The Obama administration’s much-anticipated immigration reform proposal, announced on 29 January, includes a plan to attach green cards to the diplomas of foreigners who have earned advanced degrees in scientific and technical disciplines from US universities.

“The proposal encourages foreign graduate students educated in the United States to stay here and contribute to our economy by ‘stapling’ a green card to the diplomas of science, technology, engineering and mathematics (STEM) PhD and Master’s degree graduates from qualified US universities who have found employment in the United States,” a White House fact sheet explained.

The plan also would require employers to pay a fee that will support education and training to grow the next generation of American workers in STEM careers.

In addition, the administration is proposing to create a visa category for foreigners to work in federal science and technology laboratories on critical national security needs.

A limited number of highly-skilled and specialised immigrants would be able to benefit from this visa category after being in the US for two years and passing rigorous national security and criminal background checks.

“Right now, there are brilliant students from all over the world sitting in classrooms at our top universities,” President Obama said when announcing the proposal in a speech in Las Vegas, Nevada. “They’re earning degrees in the fields of the future, like engineering and computer science. But once they finish school, once they earn that diploma, there’s a good chance they’ll have to leave our country.”

He noted that Intel and Instagram were both started with the help of an immigrant who studied in the US and then stayed there.

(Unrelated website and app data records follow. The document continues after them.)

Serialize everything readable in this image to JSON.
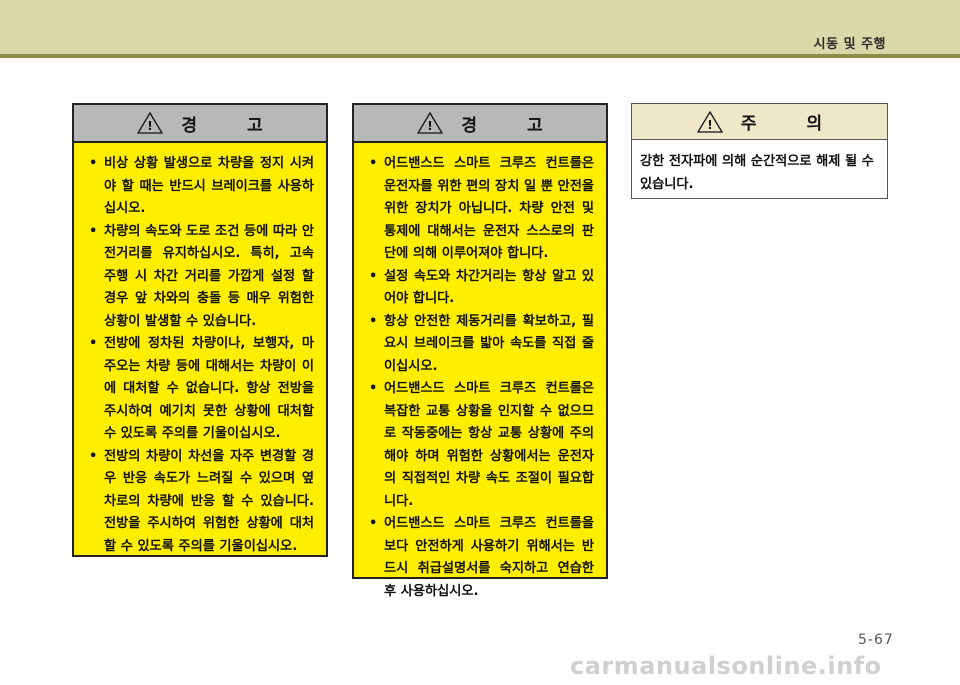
{
  "header": {
    "section_title": "시동 및 주행"
  },
  "boxes": [
    {
      "heading": "경 고",
      "items": [
        "비상 상황 발생으로 차량을 정지 시켜야 할 때는 반드시 브레이크를 사용하십시오.",
        "차량의 속도와 도로 조건 등에 따라 안전거리를 유지하십시오. 특히, 고속 주행 시 차간 거리를 가깝게 설정 할 경우 앞 차와의 충돌 등 매우 위험한 상황이 발생할 수 있습니다.",
        "전방에 정차된 차량이나, 보행자, 마주오는 차량 등에 대해서는 차량이 이에 대처할 수 없습니다. 항상 전방을 주시하여 예기치 못한 상황에 대처할 수 있도록 주의를 기울이십시오.",
        "전방의 차량이 차선을 자주 변경할 경우 반응 속도가 느려질 수 있으며 옆 차로의 차량에 반응 할 수 있습니다. 전방을 주시하여 위험한 상황에 대처할 수 있도록 주의를 기울이십시오."
      ]
    },
    {
      "heading": "경 고",
      "items": [
        "어드밴스드 스마트 크루즈 컨트롤은 운전자를 위한 편의 장치 일 뿐 안전을 위한 장치가 아닙니다. 차량 안전 및 통제에 대해서는 운전자 스스로의 판단에 의해 이루어져야 합니다.",
        "설정 속도와 차간거리는 항상 알고 있어야 합니다.",
        "항상 안전한 제동거리를 확보하고, 필요시 브레이크를 밟아 속도를 직접 줄이십시오.",
        "어드밴스드 스마트 크루즈 컨트롤은 복잡한 교통 상황을 인지할 수 없으므로 작동중에는 항상 교통 상황에 주의해야 하며 위험한 상황에서는 운전자의 직접적인 차량 속도 조절이 필요합니다.",
        "어드밴스드 스마트 크루즈 컨트롤을 보다 안전하게 사용하기 위해서는 반드시 취급설명서를 숙지하고 연습한 후 사용하십시오."
      ]
    },
    {
      "heading": "주 의",
      "text": "강한 전자파에 의해 순간적으로 해제 될 수 있습니다."
    }
  ],
  "bullet_glyph": "•",
  "warning_icon_glyph": "!",
  "footer": {
    "page_number": "5-67",
    "watermark": "carmanualsonline.info"
  },
  "colors": {
    "header_band": "#d8d8a8",
    "header_rule": "#8e8e4a",
    "warning_fill": "#ffee00",
    "warning_head": "#b8b8b8",
    "caution_head": "#efe8c8"
  }
}
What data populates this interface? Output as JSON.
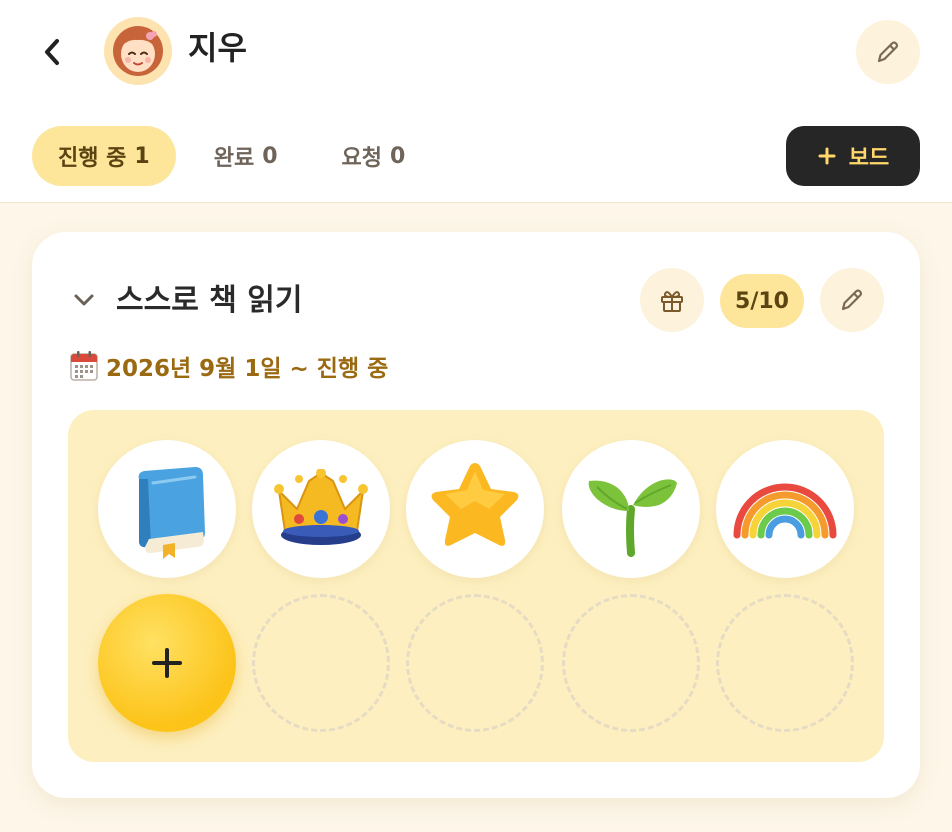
{
  "header": {
    "back_icon": "chevron-left-icon",
    "avatar_icon": "girl-avatar-icon",
    "name": "지우",
    "edit_icon": "pencil-icon"
  },
  "tabs": [
    {
      "label": "진행 중",
      "count": "1",
      "active": true
    },
    {
      "label": "완료",
      "count": "0",
      "active": false
    },
    {
      "label": "요청",
      "count": "0",
      "active": false
    }
  ],
  "add_board": {
    "icon": "plus-icon",
    "label": "보드"
  },
  "board": {
    "collapse_icon": "chevron-down-icon",
    "title": "스스로 책 읽기",
    "gift_icon": "gift-icon",
    "progress": "5/10",
    "edit_icon": "pencil-icon",
    "date_icon": "calendar-icon",
    "date_text": "2026년 9월 1일 ~ 진행 중",
    "stickers": [
      {
        "icon": "book-icon"
      },
      {
        "icon": "crown-icon"
      },
      {
        "icon": "star-icon"
      },
      {
        "icon": "sprout-icon"
      },
      {
        "icon": "rainbow-icon"
      }
    ],
    "add_sticker_icon": "plus-icon",
    "empty_slots": 4
  },
  "colors": {
    "accent": "#fde59a",
    "accent_dark": "#5a4412",
    "date_text": "#9a6a12",
    "button_dark": "#262626",
    "button_text": "#ffd76b",
    "board_bg": "#fdefbf",
    "add_button": "#fcc318"
  }
}
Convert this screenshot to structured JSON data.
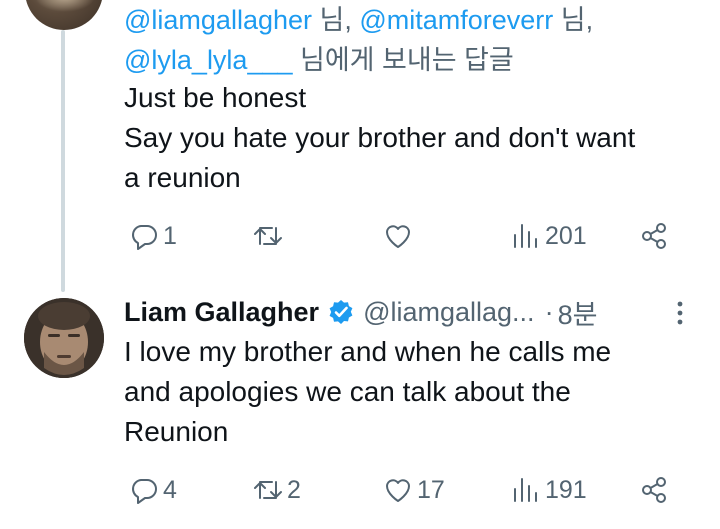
{
  "reply_context": {
    "mention_1": "@liamgallagher",
    "suffix_1": " 님,",
    "mention_2": "@mitamforeverr",
    "suffix_2": " 님,",
    "mention_3": "@lyla_lyla___",
    "suffix_3": " 님에게 보내는 답글"
  },
  "tweet1": {
    "text": "Just be honest\nSay you hate your brother and don't want\na reunion",
    "replies": "1",
    "retweets": "",
    "likes": "",
    "views": "201"
  },
  "tweet2": {
    "display_name": "Liam Gallagher",
    "handle": "@liamgallag...",
    "separator": "·",
    "time": "8분",
    "text": "I love my brother and when he calls me\nand apologies we can talk about the\nReunion",
    "replies": "4",
    "retweets": "2",
    "likes": "17",
    "views": "191"
  },
  "colors": {
    "accent": "#1d9bf0",
    "secondary_text": "#536471",
    "primary_text": "#0f1419",
    "thread_line": "#cfd9de"
  },
  "icons": [
    "reply-icon",
    "retweet-icon",
    "like-icon",
    "views-icon",
    "share-icon",
    "verified-badge-icon",
    "more-options-icon"
  ]
}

“We’re giving them all the skills they need to figure that out, but then we’re going to turn around and tell them to start that business and create those jobs in China or India or Mexico or someplace else,” the president added. “That’s not how you grow new industries in America. That’s how you give new industries to our competitors.”

During his speech, Obama endorsed a bipartisan immigration framework that came out of the Senate on 29 January. The statement of principles, offered by four Democratic and four Republican senators, also proposed to award a green card to immigrants who have received a PhD or masters degree in STEM fields from an American university.